Matador Mining (ASX: MZZ) has generated “excellent” recoveries after a second round of metallurgical test work on ore samples from its Cape Ray gold project in Canada’s Newfoundland.
During the second round of laboratory-based test work, average gold recoveries of 96% were achieved using a combined gravity and cyanide leach process.
Ore samples used in the test work were from the Central Zone and Window Glass Hill deposits, which account for about 90% of the Cape Ray project’s total resource.
Compared to the scoping study, cyanide consumption during the testing process was reduced, which the company anticipates may result in lower processing cost assumptions.
Matador executive chairman Ian Murray said the results confirm that mineral resources at Cape Ray are amenable to conventional processing methods – and are able to deliver high gold recoveries under “relatively modest conditions”.
“In addition to the positive gold recovery results, optimisation work around the leaching process also indicates a further opportunity to reduce plan operating costs compared to those assumed previously.”
Mr Murray said the company would build on this work to develop a detailed geometallurgical/domain model to underpin feasibility studies.
Advancing Cape Ray gold project
Future metallurgical test work will include ore samples from Isle aux Morts, the new Angus target and any future discoveries from ongoing exploration.
Matador announced the start of its 2021 exploration season at Cape Ray at the end of April and has now kicked-off its 20,000m diamond drilling program at the project.
This is the company’s largest drilling campaign at the project to-date with exploration to continue through the Canadian winter and into 2022.
Cape Ray hosts 120km of continuous strike in what’s been described as a multi-million ounce gold province.
The program aims to grow existing resources from the 840,000oz of contained gold.
Initial results from power-auger drilling have confirmed sulphide-bearing quartz veins and strong alteration, similar to gold mineralisation in diamond drill core from Window Glass Hill.

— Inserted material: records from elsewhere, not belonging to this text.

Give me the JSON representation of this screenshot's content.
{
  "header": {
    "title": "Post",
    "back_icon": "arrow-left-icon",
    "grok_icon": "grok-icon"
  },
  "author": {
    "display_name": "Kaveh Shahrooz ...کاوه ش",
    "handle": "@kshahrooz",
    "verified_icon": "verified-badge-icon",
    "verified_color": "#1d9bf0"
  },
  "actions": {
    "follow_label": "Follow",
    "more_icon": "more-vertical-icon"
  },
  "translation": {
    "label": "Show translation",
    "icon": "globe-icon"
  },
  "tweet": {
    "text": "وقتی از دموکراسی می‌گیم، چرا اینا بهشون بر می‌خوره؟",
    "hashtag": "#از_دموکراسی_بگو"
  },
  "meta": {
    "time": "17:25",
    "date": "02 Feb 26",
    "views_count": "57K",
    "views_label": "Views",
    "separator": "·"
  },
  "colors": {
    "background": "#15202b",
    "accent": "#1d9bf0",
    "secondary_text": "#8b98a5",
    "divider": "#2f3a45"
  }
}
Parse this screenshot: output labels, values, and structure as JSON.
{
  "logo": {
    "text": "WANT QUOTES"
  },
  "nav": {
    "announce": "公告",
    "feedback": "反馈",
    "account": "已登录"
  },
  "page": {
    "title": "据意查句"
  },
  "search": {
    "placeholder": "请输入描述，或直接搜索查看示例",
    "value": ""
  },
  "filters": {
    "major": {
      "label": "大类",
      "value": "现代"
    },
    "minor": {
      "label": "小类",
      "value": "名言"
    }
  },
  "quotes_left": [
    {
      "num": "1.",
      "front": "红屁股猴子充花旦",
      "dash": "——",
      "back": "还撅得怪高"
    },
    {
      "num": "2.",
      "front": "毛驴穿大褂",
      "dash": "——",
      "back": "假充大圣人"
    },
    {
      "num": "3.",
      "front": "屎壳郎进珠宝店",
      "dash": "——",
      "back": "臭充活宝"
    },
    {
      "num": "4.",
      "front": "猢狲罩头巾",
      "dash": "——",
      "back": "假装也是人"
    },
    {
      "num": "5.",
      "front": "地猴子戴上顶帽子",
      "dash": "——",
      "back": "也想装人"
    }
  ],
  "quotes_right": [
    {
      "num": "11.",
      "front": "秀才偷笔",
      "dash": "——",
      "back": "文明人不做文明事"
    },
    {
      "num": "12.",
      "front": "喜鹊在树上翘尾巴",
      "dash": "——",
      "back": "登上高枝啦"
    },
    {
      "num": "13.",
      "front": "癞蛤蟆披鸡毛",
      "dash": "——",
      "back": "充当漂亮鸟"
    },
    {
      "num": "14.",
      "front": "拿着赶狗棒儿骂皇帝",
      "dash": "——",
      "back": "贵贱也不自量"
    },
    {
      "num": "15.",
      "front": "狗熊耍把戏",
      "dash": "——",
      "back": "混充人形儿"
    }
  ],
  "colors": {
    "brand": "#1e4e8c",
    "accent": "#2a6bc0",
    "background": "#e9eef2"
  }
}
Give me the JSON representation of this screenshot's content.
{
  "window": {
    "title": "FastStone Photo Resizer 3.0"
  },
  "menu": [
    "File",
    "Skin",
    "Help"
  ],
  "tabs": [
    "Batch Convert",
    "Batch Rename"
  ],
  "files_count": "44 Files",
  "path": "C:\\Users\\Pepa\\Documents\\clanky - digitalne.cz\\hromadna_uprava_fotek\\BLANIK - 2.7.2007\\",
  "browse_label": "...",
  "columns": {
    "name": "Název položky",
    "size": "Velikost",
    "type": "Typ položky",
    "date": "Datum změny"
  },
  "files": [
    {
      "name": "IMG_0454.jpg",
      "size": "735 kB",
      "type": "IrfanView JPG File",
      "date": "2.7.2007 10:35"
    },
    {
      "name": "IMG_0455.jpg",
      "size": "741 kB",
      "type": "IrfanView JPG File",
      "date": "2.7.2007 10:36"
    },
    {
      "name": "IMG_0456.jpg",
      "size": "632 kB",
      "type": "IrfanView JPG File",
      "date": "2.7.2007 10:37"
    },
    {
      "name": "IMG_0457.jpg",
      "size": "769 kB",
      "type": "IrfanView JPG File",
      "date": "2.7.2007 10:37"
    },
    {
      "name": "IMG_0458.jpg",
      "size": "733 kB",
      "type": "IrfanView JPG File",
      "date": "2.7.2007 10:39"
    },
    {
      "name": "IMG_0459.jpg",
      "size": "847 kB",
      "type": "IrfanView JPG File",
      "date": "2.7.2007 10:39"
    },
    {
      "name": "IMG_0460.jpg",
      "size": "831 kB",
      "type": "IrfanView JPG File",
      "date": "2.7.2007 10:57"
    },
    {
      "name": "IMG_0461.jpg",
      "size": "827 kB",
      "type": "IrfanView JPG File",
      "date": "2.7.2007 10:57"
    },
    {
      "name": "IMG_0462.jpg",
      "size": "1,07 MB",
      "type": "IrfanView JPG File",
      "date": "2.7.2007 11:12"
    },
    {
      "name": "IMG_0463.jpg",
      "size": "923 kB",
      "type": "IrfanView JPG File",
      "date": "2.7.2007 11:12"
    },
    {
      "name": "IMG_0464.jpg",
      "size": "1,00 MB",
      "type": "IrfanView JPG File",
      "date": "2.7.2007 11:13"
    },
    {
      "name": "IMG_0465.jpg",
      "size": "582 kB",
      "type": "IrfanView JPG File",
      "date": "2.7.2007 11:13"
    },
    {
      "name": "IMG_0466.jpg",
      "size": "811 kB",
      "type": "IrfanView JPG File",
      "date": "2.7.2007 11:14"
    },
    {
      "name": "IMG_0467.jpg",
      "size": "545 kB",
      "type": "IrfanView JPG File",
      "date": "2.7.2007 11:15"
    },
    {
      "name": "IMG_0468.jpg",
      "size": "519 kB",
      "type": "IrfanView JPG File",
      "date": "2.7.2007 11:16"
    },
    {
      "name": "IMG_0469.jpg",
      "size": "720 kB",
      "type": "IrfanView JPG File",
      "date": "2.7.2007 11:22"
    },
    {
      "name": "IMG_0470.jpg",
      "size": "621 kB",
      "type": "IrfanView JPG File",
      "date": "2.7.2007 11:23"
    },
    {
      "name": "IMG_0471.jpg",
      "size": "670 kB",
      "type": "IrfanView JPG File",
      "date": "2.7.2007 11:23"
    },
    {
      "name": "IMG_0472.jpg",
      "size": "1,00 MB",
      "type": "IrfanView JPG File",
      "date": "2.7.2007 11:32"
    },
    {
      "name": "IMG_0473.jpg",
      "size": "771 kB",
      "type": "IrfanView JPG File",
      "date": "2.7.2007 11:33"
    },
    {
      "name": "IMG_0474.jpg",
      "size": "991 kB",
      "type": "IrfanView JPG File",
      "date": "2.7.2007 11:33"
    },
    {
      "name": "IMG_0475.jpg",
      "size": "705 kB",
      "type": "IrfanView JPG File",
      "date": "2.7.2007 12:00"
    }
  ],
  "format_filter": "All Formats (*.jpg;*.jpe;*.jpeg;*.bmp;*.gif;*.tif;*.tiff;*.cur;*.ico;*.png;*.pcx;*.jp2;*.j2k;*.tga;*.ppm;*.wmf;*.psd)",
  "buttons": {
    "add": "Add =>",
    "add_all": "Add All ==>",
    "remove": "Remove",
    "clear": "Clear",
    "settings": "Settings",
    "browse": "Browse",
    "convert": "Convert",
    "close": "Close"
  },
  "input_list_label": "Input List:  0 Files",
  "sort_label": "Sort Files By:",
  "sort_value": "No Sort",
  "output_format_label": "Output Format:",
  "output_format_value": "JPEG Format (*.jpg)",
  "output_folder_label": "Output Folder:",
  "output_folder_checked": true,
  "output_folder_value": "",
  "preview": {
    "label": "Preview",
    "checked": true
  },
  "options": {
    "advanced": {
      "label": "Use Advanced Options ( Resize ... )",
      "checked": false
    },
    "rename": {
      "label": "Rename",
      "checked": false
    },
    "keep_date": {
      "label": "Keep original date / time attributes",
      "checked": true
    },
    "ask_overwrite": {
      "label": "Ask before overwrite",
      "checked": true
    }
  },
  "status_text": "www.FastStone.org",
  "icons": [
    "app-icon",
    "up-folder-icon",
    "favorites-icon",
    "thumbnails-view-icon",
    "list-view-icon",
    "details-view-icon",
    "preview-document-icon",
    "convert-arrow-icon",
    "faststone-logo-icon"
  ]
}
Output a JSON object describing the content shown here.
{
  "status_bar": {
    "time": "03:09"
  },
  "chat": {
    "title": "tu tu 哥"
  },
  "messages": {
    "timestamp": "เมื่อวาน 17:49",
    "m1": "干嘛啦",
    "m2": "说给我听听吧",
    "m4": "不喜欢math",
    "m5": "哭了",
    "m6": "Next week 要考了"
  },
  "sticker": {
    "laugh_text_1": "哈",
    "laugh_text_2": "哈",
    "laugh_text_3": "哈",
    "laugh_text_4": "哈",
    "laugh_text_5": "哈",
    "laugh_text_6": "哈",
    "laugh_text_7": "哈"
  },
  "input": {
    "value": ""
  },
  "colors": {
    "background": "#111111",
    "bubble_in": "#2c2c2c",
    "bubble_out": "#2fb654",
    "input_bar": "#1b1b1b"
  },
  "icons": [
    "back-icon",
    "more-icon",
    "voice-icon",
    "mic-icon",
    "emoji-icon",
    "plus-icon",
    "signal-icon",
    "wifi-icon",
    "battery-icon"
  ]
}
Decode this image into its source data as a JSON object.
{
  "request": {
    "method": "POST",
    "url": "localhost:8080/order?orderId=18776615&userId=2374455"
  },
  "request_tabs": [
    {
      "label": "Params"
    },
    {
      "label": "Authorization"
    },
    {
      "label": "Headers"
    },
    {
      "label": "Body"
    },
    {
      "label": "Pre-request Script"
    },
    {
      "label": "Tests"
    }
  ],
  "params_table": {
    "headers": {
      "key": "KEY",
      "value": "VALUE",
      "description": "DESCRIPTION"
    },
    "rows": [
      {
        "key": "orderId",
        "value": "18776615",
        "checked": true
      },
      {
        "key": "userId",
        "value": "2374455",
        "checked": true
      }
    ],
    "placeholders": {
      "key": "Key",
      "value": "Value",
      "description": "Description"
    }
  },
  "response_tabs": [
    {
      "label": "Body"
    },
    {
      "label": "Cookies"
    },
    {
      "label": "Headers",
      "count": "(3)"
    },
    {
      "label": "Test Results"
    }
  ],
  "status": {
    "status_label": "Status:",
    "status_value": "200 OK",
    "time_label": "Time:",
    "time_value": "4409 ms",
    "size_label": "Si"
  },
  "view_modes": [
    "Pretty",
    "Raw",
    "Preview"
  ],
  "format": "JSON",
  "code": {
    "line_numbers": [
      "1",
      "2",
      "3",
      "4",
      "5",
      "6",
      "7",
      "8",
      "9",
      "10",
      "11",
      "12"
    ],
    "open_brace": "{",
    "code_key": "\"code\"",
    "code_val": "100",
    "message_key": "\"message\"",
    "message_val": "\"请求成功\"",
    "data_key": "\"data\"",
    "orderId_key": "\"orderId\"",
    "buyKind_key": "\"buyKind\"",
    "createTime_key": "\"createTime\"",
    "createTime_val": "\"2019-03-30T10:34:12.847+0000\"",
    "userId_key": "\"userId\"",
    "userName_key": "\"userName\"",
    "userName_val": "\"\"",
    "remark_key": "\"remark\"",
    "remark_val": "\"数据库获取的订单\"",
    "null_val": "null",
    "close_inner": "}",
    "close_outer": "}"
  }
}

Mr Murray said the results marked a “very strong start” to the 2021 field season.